#### PROBLEM TO SOLVE
The data below should be repeated exactly and in full.

►

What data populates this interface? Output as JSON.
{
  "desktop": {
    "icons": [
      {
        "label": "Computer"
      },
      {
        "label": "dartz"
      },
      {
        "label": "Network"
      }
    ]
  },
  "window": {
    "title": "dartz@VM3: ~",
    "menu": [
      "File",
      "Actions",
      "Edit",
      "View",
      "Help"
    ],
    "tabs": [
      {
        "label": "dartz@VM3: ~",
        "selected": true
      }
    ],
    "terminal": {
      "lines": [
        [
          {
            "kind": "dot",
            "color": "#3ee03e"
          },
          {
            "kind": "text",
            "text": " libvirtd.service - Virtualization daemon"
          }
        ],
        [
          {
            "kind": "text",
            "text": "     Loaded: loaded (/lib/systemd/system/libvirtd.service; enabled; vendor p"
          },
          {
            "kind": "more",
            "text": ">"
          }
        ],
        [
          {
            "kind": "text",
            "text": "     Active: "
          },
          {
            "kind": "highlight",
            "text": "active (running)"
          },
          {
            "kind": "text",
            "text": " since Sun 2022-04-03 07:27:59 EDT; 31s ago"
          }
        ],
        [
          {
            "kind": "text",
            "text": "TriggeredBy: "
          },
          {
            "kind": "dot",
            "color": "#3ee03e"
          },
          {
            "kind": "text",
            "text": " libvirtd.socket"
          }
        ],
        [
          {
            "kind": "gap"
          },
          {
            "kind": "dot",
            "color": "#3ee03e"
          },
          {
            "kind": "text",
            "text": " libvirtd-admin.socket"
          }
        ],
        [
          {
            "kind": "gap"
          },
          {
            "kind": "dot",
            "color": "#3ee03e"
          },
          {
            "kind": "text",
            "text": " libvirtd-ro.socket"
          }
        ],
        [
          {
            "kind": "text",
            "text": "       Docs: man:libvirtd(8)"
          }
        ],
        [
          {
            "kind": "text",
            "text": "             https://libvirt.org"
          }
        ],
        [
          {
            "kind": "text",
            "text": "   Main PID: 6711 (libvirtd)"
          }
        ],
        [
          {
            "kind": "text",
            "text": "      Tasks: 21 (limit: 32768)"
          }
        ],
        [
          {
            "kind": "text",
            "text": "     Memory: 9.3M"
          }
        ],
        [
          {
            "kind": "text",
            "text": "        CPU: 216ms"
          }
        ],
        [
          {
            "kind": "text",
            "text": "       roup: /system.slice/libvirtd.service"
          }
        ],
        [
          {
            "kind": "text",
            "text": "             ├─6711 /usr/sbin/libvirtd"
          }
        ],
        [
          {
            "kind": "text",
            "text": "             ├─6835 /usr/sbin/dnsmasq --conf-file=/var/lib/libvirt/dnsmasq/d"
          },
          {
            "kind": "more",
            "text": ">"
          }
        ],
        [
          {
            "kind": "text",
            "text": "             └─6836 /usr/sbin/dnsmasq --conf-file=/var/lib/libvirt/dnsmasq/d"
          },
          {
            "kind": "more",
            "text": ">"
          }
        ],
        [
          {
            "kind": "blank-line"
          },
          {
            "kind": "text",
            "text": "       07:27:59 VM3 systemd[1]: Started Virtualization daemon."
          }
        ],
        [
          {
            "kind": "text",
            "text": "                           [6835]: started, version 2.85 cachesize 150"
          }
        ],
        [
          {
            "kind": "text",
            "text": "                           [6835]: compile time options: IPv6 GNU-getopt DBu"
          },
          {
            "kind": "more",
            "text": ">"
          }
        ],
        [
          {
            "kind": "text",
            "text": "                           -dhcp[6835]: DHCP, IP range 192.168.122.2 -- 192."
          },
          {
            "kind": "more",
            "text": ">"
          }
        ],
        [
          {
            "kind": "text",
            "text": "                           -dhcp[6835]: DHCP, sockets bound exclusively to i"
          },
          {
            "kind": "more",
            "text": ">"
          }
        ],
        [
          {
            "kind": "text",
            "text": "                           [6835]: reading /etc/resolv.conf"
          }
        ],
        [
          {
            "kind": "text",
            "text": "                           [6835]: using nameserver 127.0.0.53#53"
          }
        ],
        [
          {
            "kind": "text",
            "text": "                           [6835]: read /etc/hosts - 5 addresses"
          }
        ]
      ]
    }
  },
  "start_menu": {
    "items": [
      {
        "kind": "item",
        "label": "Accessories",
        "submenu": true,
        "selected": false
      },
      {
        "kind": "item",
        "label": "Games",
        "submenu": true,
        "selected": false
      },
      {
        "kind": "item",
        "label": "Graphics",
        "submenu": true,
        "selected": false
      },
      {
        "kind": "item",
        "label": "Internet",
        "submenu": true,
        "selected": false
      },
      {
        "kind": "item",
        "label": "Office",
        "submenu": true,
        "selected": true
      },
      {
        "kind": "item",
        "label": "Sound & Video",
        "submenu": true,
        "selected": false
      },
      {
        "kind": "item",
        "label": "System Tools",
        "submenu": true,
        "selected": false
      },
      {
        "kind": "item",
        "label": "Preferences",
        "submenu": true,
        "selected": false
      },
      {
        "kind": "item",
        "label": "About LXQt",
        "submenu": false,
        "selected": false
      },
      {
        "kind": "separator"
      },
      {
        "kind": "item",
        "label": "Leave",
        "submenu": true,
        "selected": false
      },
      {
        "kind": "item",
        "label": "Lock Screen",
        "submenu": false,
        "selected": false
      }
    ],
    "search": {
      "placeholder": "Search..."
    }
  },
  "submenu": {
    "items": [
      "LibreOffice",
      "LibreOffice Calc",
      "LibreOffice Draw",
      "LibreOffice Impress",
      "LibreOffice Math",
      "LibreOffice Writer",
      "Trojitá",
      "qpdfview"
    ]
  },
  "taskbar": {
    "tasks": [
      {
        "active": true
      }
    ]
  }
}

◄

#### RESULT OF THIS EXERCISE
What data populates this interface? Output as JSON.
{
  "desktop": {
    "icons": [
      {
        "label": "Computer"
      },
      {
        "label": "dartz"
      },
      {
        "label": "Network"
      }
    ]
  },
  "window": {
    "title": "dartz@VM3: ~",
    "menu": [
      "File",
      "Actions",
      "Edit",
      "View",
      "Help"
    ],
    "tabs": [
      {
        "label": "dartz@VM3: ~",
        "selected": true
      }
    ],
    "terminal": {
      "lines": [
        [
          {
            "kind": "dot",
            "color": "#3ee03e"
          },
          {
            "kind": "text",
            "text": " libvirtd.service - Virtualization daemon"
          }
        ],
        [
          {
            "kind": "text",
            "text": "     Loaded: loaded (/lib/systemd/system/libvirtd.service; enabled; vendor p"
          },
          {
            "kind": "more",
            "text": ">"
          }
        ],
        [
          {
            "kind": "text",
            "text": "     Active: "
          },
          {
            "kind": "highlight",
            "text": "active (running)"
          },
          {
            "kind": "text",
            "text": " since Sun 2022-04-03 07:27:59 EDT; 31s ago"
          }
        ],
        [
          {
            "kind": "text",
            "text": "TriggeredBy: "
          },
          {
            "kind": "dot",
            "color": "#3ee03e"
          },
          {
            "kind": "text",
            "text": " libvirtd.socket"
          }
        ],
        [
          {
            "kind": "gap"
          },
          {
            "kind": "dot",
            "color": "#3ee03e"
          },
          {
            "kind": "text",
            "text": " libvirtd-admin.socket"
          }
        ],
        [
          {
            "kind": "gap"
          },
          {
            "kind": "dot",
            "color": "#3ee03e"
          },
          {
            "kind": "text",
            "text": " libvirtd-ro.socket"
          }
        ],
        [
          {
            "kind": "text",
            "text": "       Docs: man:libvirtd(8)"
          }
        ],
        [
          {
            "kind": "text",
            "text": "             https://libvirt.org"
          }
        ],
        [
          {
            "kind": "text",
            "text": "   Main PID: 6711 (libvirtd)"
          }
        ],
        [
          {
            "kind": "text",
            "text": "      Tasks: 21 (limit: 32768)"
          }
        ],
        [
          {
            "kind": "text",
            "text": "     Memory: 9.3M"
          }
        ],
        [
          {
            "kind": "text",
            "text": "        CPU: 216ms"
          }
        ],
        [
          {
            "kind": "text",
            "text": "       roup: /system.slice/libvirtd.service"
          }
        ],
        [
          {
            "kind": "text",
            "text": "             ├─6711 /usr/sbin/libvirtd"
          }
        ],
        [
          {
            "kind": "text",
            "text": "             ├─6835 /usr/sbin/dnsmasq --conf-file=/var/lib/libvirt/dnsmasq/d"
          },
          {
            "kind": "more",
            "text": ">"
          }
        ],
        [
          {
            "kind": "text",
            "text": "             └─6836 /usr/sbin/dnsmasq --conf-file=/var/lib/libvirt/dnsmasq/d"
          },
          {
            "kind": "more",
            "text": ">"
          }
        ],
        [
          {
            "kind": "blank-line"
          },
          {
            "kind": "text",
            "text": "       07:27:59 VM3 systemd[1]: Started Virtualization daemon."
          }
        ],
        [
          {
            "kind": "text",
            "text": "                           [6835]: started, version 2.85 cachesize 150"
          }
        ],
        [
          {
            "kind": "text",
            "text": "                           [6835]: compile time options: IPv6 GNU-getopt DBu"
          },
          {
            "kind": "more",
            "text": ">"
          }
        ],
        [
          {
            "kind": "text",
            "text": "                           -dhcp[6835]: DHCP, IP range 192.168.122.2 -- 192."
          },
          {
            "kind": "more",
            "text": ">"
          }
        ],
        [
          {
            "kind": "text",
            "text": "                           -dhcp[6835]: DHCP, sockets bound exclusively to i"
          },
          {
            "kind": "more",
            "text": ">"
          }
        ],
        [
          {
            "kind": "text",
            "text": "                           [6835]: reading /etc/resolv.conf"
          }
        ],
        [
          {
            "kind": "text",
            "text": "                           [6835]: using nameserver 127.0.0.53#53"
          }
        ],
        [
          {
            "kind": "text",
            "text": "                           [6835]: read /etc/hosts - 5 addresses"
          }
        ]
      ]
    }
  },
  "start_menu": {
    "items": [
      {
        "kind": "item",
        "label": "Accessories",
        "submenu": true,
        "selected": false
      },
      {
        "kind": "item",
        "label": "Games",
        "submenu": true,
        "selected": false
      },
      {
        "kind": "item",
        "label": "Graphics",
        "submenu": true,
        "selected": false
      },
      {
        "kind": "item",
        "label": "Internet",
        "submenu": true,
        "selected": false
      },
      {
        "kind": "item",
        "label": "Office",
        "submenu": true,
        "selected": true
      },
      {
        "kind": "item",
        "label": "Sound & Video",
        "submenu": true,
        "selected": false
      },
      {
        "kind": "item",
        "label": "System Tools",
        "submenu": true,
        "selected": false
      },
      {
        "kind": "item",
        "label": "Preferences",
        "submenu": true,
        "selected": false
      },
      {
        "kind": "item",
        "label": "About LXQt",
        "submenu": false,
        "selected": false
      },
      {
        "kind": "separator"
      },
      {
        "kind": "item",
        "label": "Leave",
        "submenu": true,
        "selected": false
      },
      {
        "kind": "item",
        "label": "Lock Screen",
        "submenu": false,
        "selected": false
      }
    ],
    "search": {
      "placeholder": "Search..."
    }
  },
  "submenu": {
    "items": [
      "LibreOffice",
      "LibreOffice Calc",
      "LibreOffice Draw",
      "LibreOffice Impress",
      "LibreOffice Math",
      "LibreOffice Writer",
      "Trojitá",
      "qpdfview"
    ]
  },
  "taskbar": {
    "tasks": [
      {
        "active": true
      }
    ]
  }
}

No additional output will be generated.